Background: The association of migraine with intracardiac communications and a resultant
improvement with their closure has been a matter of controversy. Mostly observational and retrospective
studies indicate a significant improvement in migraine attacks in patients undergoing percutaneous
closure procedures. However, there is a paucity of randomized trials on this topic and prospective
data provide little evidence that the device closure approach has any significant effect on
Objective: The aim of this study is to further examine this important controversial topic by presenting
our own prospective findings from a single-operator series of 110 patients with patent foramen
ovale (PFO) or atrial septal defect (ASD) undergoing percutaneous device closure and also by conducting
an in-depth literature review, amply discussing the data on this topic and finally proposing a
practical strategy for migraineurs.
Methods: A prospective analysis of our own data was conducted among 110 patients undergoing
percutaneous closure of either a patent foramen ovale (PFO) (n=75) or an atrial septal defect (ASD)
(n=35), investigating the impact of PFO/ASD closure on migraine symptoms. Closure was effected
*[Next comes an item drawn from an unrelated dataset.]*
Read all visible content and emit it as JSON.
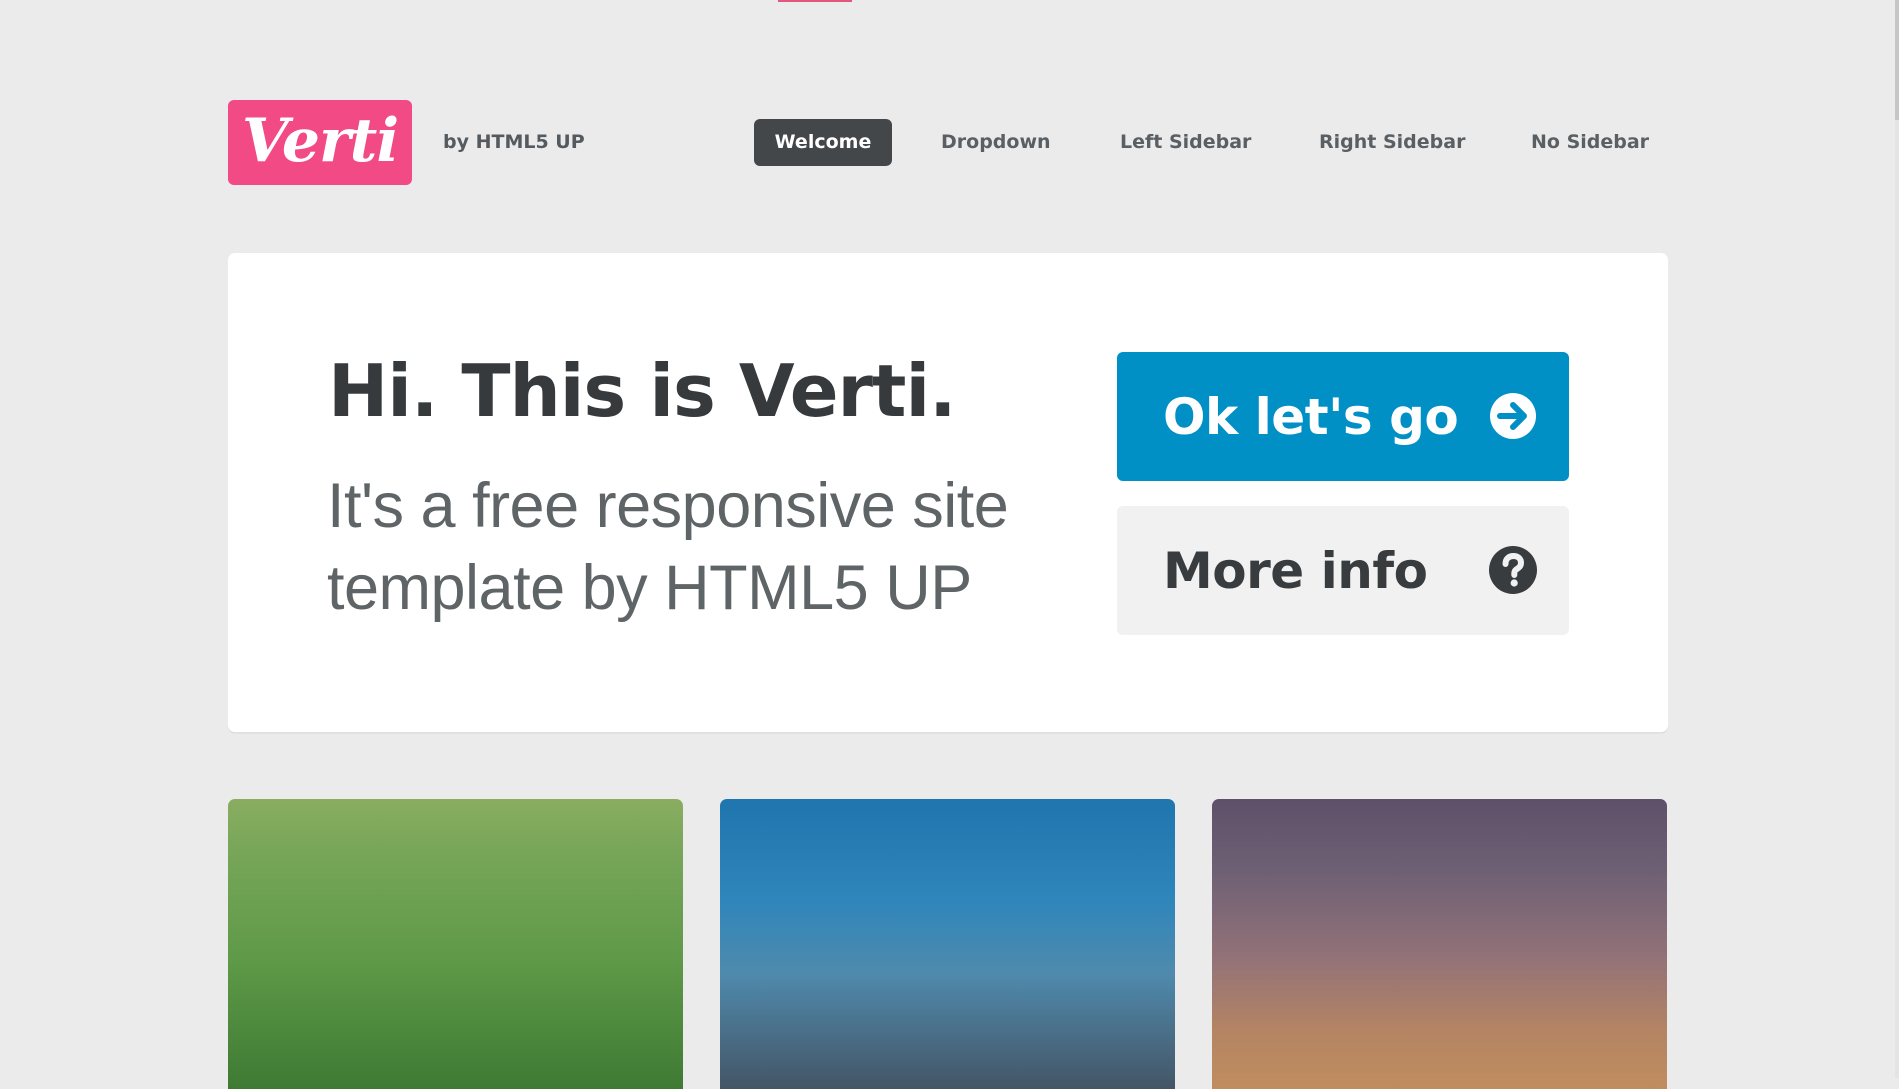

with use of an Amplatzer occluder in a simplified procedure, performed under local anesthesia with
use of plain fluoroscopy alone without intra-procedural echocardiographic guidance. Complete sealing
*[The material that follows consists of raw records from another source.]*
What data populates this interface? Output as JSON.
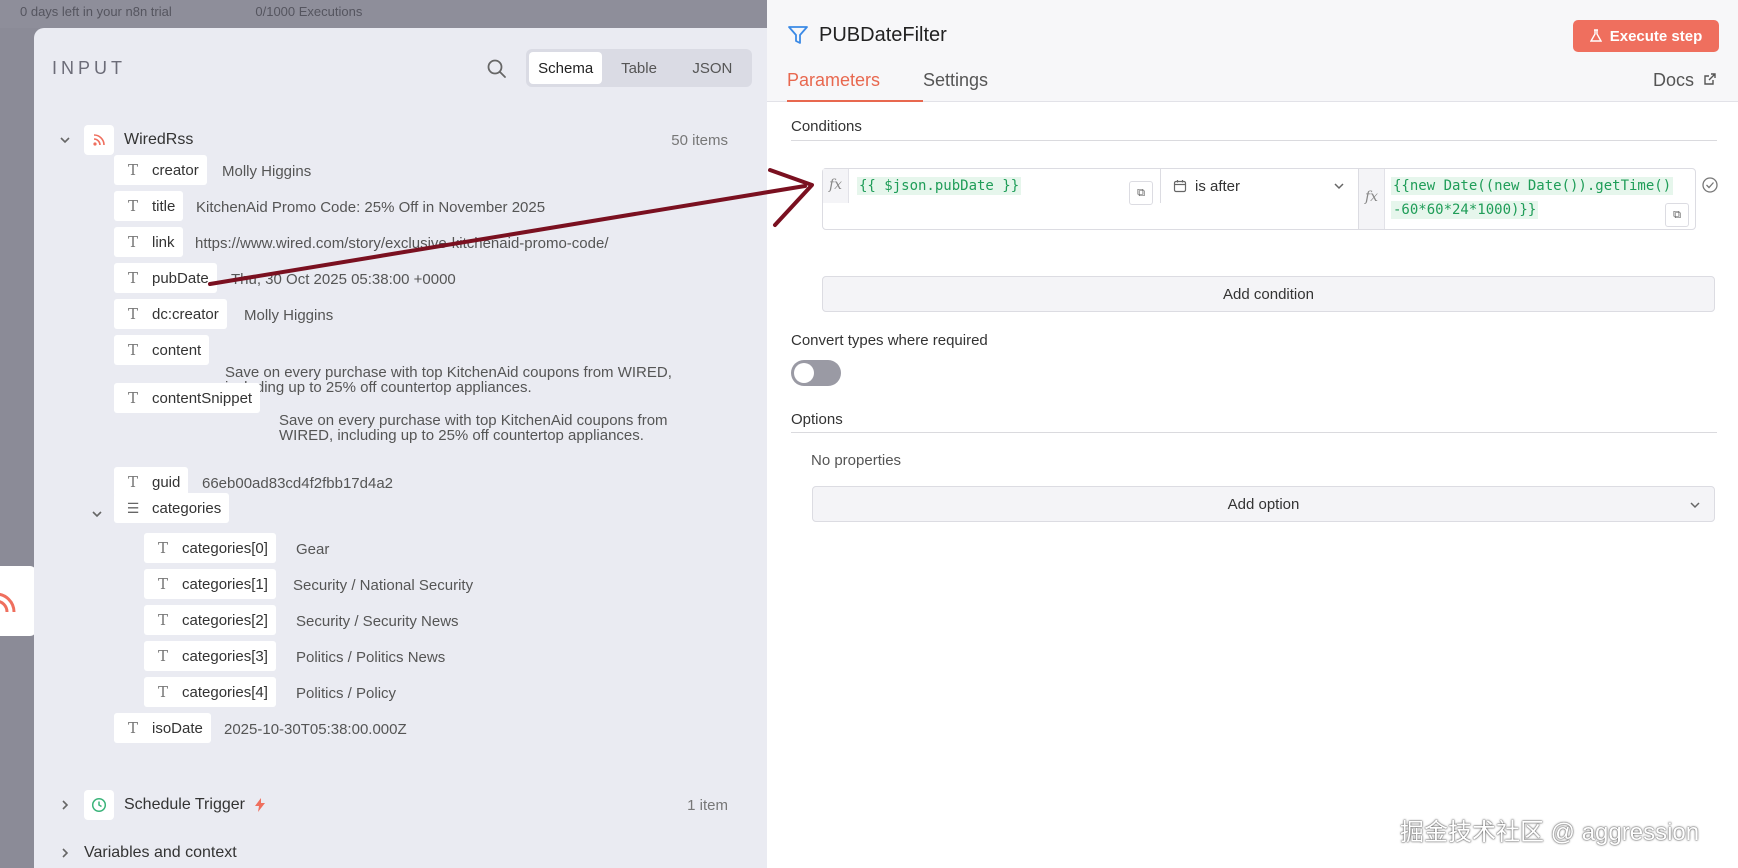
{
  "background": {
    "trial_text": "0 days left in your n8n trial",
    "executions_text": "0/1000 Executions"
  },
  "input_panel": {
    "title": "INPUT",
    "view_tabs": [
      "Schema",
      "Table",
      "JSON"
    ],
    "active_tab": "Schema",
    "nodes": [
      {
        "name": "WiredRss",
        "count": "50 items"
      },
      {
        "name": "Schedule Trigger",
        "count": "1 item"
      },
      {
        "name": "Variables and context"
      }
    ],
    "fields": [
      {
        "key": "creator",
        "value": "Molly Higgins"
      },
      {
        "key": "title",
        "value": "KitchenAid Promo Code: 25% Off in November 2025"
      },
      {
        "key": "link",
        "value": "https://www.wired.com/story/exclusive-kitchenaid-promo-code/"
      },
      {
        "key": "pubDate",
        "value": "Thu, 30 Oct 2025 05:38:00 +0000"
      },
      {
        "key": "dc:creator",
        "value": "Molly Higgins"
      },
      {
        "key": "content",
        "value": "Save on every purchase with top KitchenAid coupons from WIRED, including up to 25% off countertop appliances."
      },
      {
        "key": "contentSnippet",
        "value": "Save on every purchase with top KitchenAid coupons from WIRED, including up to 25% off countertop appliances."
      },
      {
        "key": "guid",
        "value": "66eb00ad83cd4f2fbb17d4a2"
      },
      {
        "key": "categories"
      },
      {
        "key": "isoDate",
        "value": "2025-10-30T05:38:00.000Z"
      }
    ],
    "categories": [
      {
        "key": "categories[0]",
        "value": "Gear"
      },
      {
        "key": "categories[1]",
        "value": "Security / National Security"
      },
      {
        "key": "categories[2]",
        "value": "Security / Security News"
      },
      {
        "key": "categories[3]",
        "value": "Politics / Politics News"
      },
      {
        "key": "categories[4]",
        "value": "Politics / Policy"
      }
    ]
  },
  "params_panel": {
    "node_title": "PUBDateFilter",
    "execute_label": "Execute step",
    "tabs": [
      "Parameters",
      "Settings"
    ],
    "active_tab": "Parameters",
    "docs_label": "Docs",
    "conditions_label": "Conditions",
    "condition": {
      "left_expr": "{{ $json.pubDate }}",
      "operator": "is after",
      "right_expr_line1": "{{new Date((new Date()).getTime()",
      "right_expr_line2": "-60*60*24*1000)}}"
    },
    "fx_label": "fx",
    "add_condition_label": "Add condition",
    "convert_types_label": "Convert types where required",
    "convert_types_enabled": false,
    "options_label": "Options",
    "no_properties_label": "No properties",
    "add_option_label": "Add option"
  },
  "watermark": "掘金技术社区 @ aggression",
  "colors": {
    "accent": "#e8684f",
    "execute_bg": "#ef6f5e",
    "expr_green": "#1f9d58",
    "panel_bg": "#eaebf2"
  }
}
was obtained in 98.7% of PFO patients and 94.3% of ASD patients. All patients were questioned
about migraine symptomatology and were followed-up long-term for their clinical outcome. They all
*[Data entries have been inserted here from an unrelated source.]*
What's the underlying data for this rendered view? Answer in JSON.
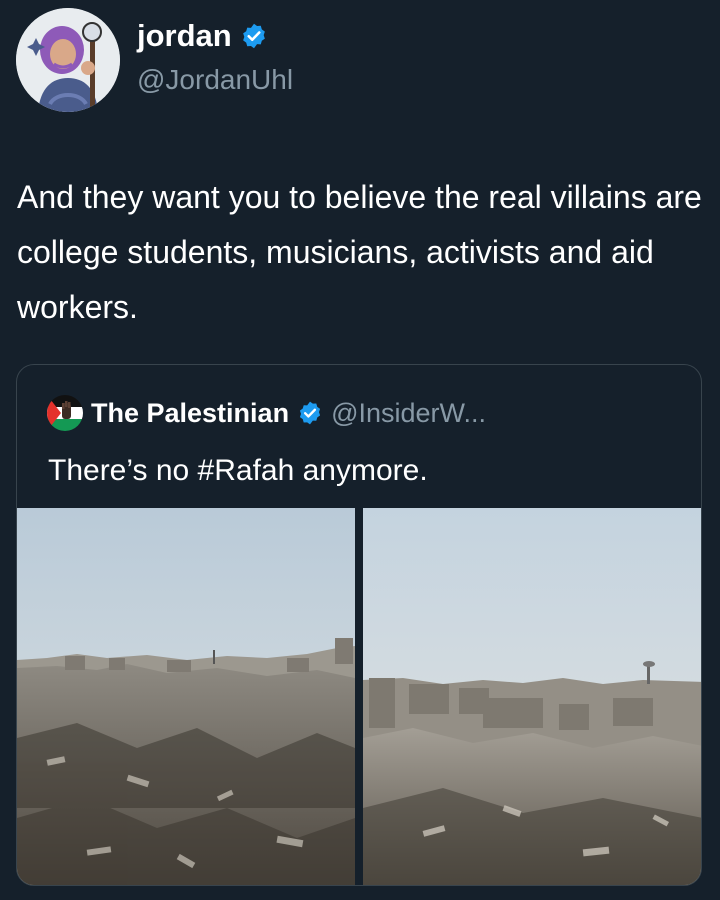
{
  "tweet": {
    "author_name": "jordan",
    "author_handle": "@JordanUhl",
    "verified": true,
    "text": "And they want you to believe the real villains are college students, musicians, activists and aid workers."
  },
  "quoted_tweet": {
    "author_name": "The Palestinian",
    "author_handle": "@InsiderW...",
    "verified": true,
    "text": "There’s no #Rafah anymore.",
    "media": [
      {
        "icon": "photo-rubble-wide"
      },
      {
        "icon": "photo-rubble-water-tower"
      }
    ]
  },
  "colors": {
    "background": "#15202b",
    "secondary_text": "#8899a6",
    "verified_blue": "#1d9bf0",
    "border": "#38444d"
  }
}
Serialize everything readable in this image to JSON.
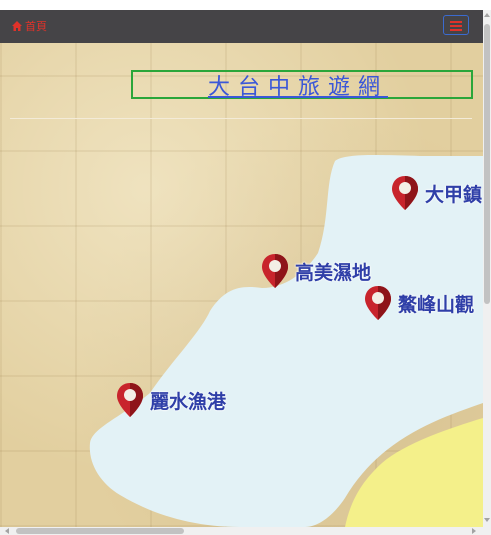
{
  "navbar": {
    "home_label": "首頁",
    "home_icon": "home-icon",
    "menu_icon": "hamburger-menu-icon"
  },
  "header": {
    "title": "大台中旅遊網"
  },
  "map": {
    "colors": {
      "land": "#e2cf9f",
      "sea": "#e3f2f6",
      "island": "#f4f08a",
      "label": "#2f3fa8",
      "pin": "#c8242c"
    },
    "markers": [
      {
        "label": "大甲鎮",
        "icon": "map-pin-icon"
      },
      {
        "label": "高美濕地",
        "icon": "map-pin-icon"
      },
      {
        "label": "鰲峰山觀",
        "icon": "map-pin-icon"
      },
      {
        "label": "麗水漁港",
        "icon": "map-pin-icon"
      }
    ]
  },
  "colors": {
    "navbar_bg": "#454447",
    "accent_red": "#e0322a",
    "title_border": "#2aa63a",
    "title_text": "#3b57d8"
  }
}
received dual antiplatelet therapy for 6 months.
Results: Great improvement in migraine symptomatology was observed after the closure procedures.
Specifically, 54 (49%) patients suffered from migraine before the procedures, 45 PFO and 9 ASD patients.
Improvement (50%) or abolition (33.3%) of migraine symptoms occurred in 45 patients, 37
(82.2%) PFO and 8 (88.9%) ASD patients, yielding an overall favorable effect of 83.3%. An atrial
septal aneurysm was present in 44 (58.7%) PFO patients, which has recently been considered an important
predictor of the occurrence of migraine in PFO patients. Importantly, the favorable effect extended
beyond the 6-month period when dual antiplatelet therapy was discontinued. A recent comprehensive
meta-analysis of 20 studies, comprising patients with unexplained stroke and migraine
undergoing transcatheter PFO closure, showed that resolution of migraine occurred in a majority of
patients with aura and for a smaller proportion of patients without aura. On the other hand, another
recent review maintains that closure of PFO for migraine prevention does not significantly reduce the
intensity and severity of migraine.
Conclusion: A high percentage (49%) of PFO/ASD patients in this series were also migraine sufferers.
Percutaneous closure offered migraine relief in 83% of patients, 82% in PFO patients and 89% in
ASD patients. Thus, based on this experience and on literature review, a strategic approach for device
closure is proposed for migraineurs with a PFO or ASD.